For his part, the former Massachusetts governor kept his focus on Barack Obama.
"We've got a president in office three years and he does not even have a jobs plan yet," Romney said. "I've got one out there already and I'm not even the president yet."
Newt Gingrich softened his attack on Romney and also focused on the president.
"It tells you everything you need to know about the difference between Barack Obama and the five of us: we actually think work is good," Gingrich said.
On the subject of negative campaigning, Ron Paul, who is coming off a strong second place win in New Hampshire, took a shot a Santorum.
"There was one ad we used against Sen. Santorum and the only problem was I couldn't get everything I needed to say in one minute," Paul said.
Huntsman left the race Monday without ever making much of a splash. In one poll, he even trailed a comedian.
"I believe it is now time for our party to unite around the candidate best equipped to defeat Barack Obama," Huntsman said during his announcement.

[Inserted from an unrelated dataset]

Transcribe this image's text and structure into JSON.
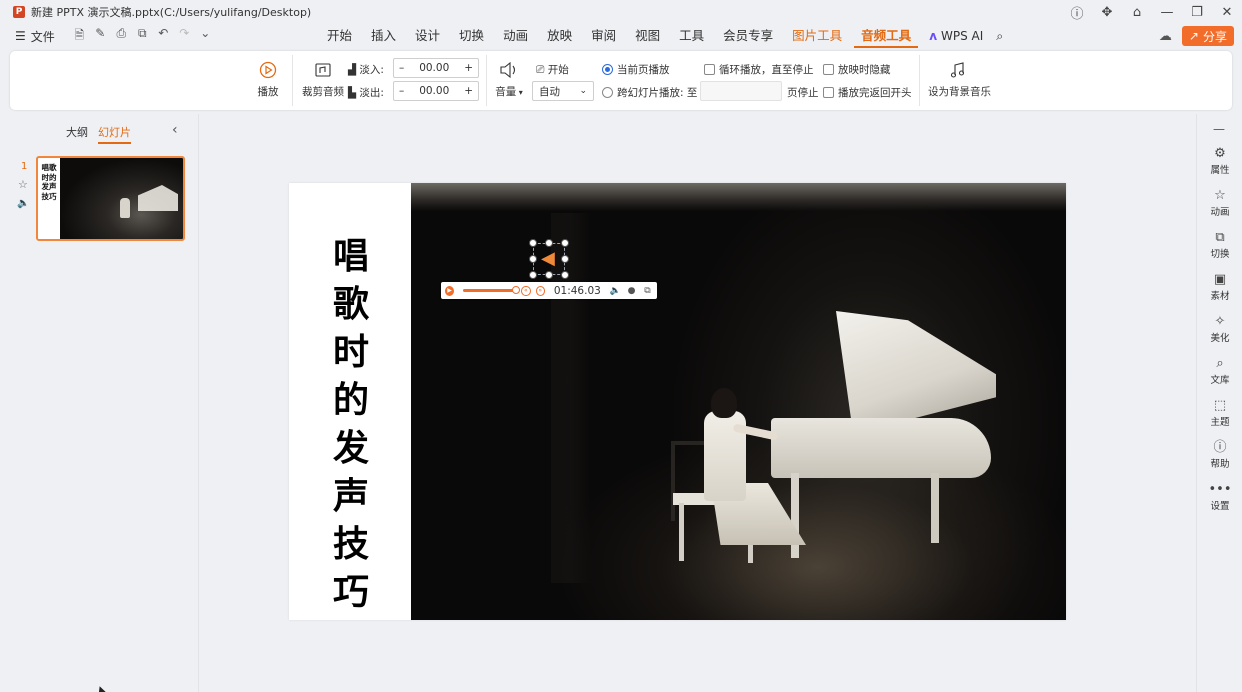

That candidate, Huntsman says, is Romney.
Many Republicans now say if Romney wins South Carolina, the GOP race is over. Monday's Fox News debate was a crucial last stand for the other candidates.
The South Carolina primary is on Jan. 21.